Customer: We have this hypervisor in our environment, it is what EVERYTHING runs on. We have this pain and are looking to do this other thing…
Me: Option 1 – We don’t support that hypervisor natively as well as we support other things but we can help you in these ways….
Me: Option 2 – Cool, let me show you all that we can do…
So there I was. I know that telling the truth “We don’t support that” is a risk.
- The meeting might end right then and there
- We may make them feel that we wasted their time
- We may not uncover additional opportunity
- The AE may not want to call that out and you’d have an awkward walk back to your cars
But, there are PROS:

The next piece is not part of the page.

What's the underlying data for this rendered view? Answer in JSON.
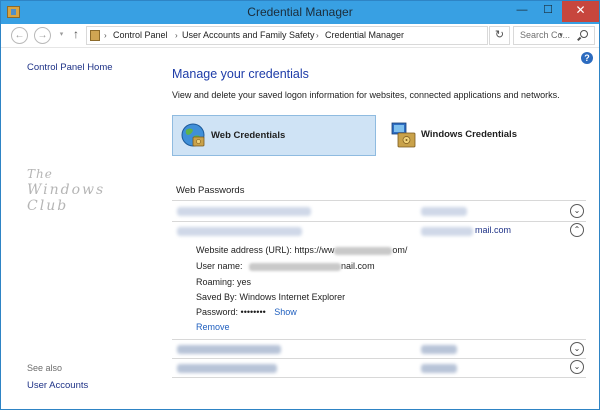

- The meeting might end! Qualify OUT, right?!
- We don’t end up wasting anyone’s time
- We show that we are not going to “try to sell” them on something that would not fit
- We might earn their respect for being honest
So… There I was, just heard that they run on a platform that we do not support like others, dramatically diminishing our value (initially).
My approach was simple: be curious and consultative. I asked a few more questions. Things like, what ELSE have you looked at? Why wouldn’t that option work? How are you tackling this today?
It turns out that the customer didn’t EXPECT us to be able to support the hypervisor natively, at least not in a new-fangled way.
Once I realized that THEY knew that no one else could cover their hypervisor, I let it out… tactfully. It came out something like:
OK, while we do not support your hypervisor like we do say, VMWare, here is how we can help
I went on to highlight several other benefits our solutions offers and probed for more pain. By the end, we all agreed that we have a viable option and setup our next steps together. Good meeting… 🙂
Now, later the AE and I spoke on it and I realized that we haven’t encountered that together yet and that it might be a good idea to agree on how to approach it in the future. What worked for us was to be honest, forthright AND still tie our benefits to other pains – starting with honesty first.
Being a SE is an art and science. We are in sales so we are motivated to gain a technical win and a deal. But we are also technical and sometimes, we can be abrupt, “too honest” or be emotionally tied to details. We have to balance the personality and nature of our sales counterparts while appropriately representing what our technology can do. it’s a dichotomy for sure.
How would you have handled this situation?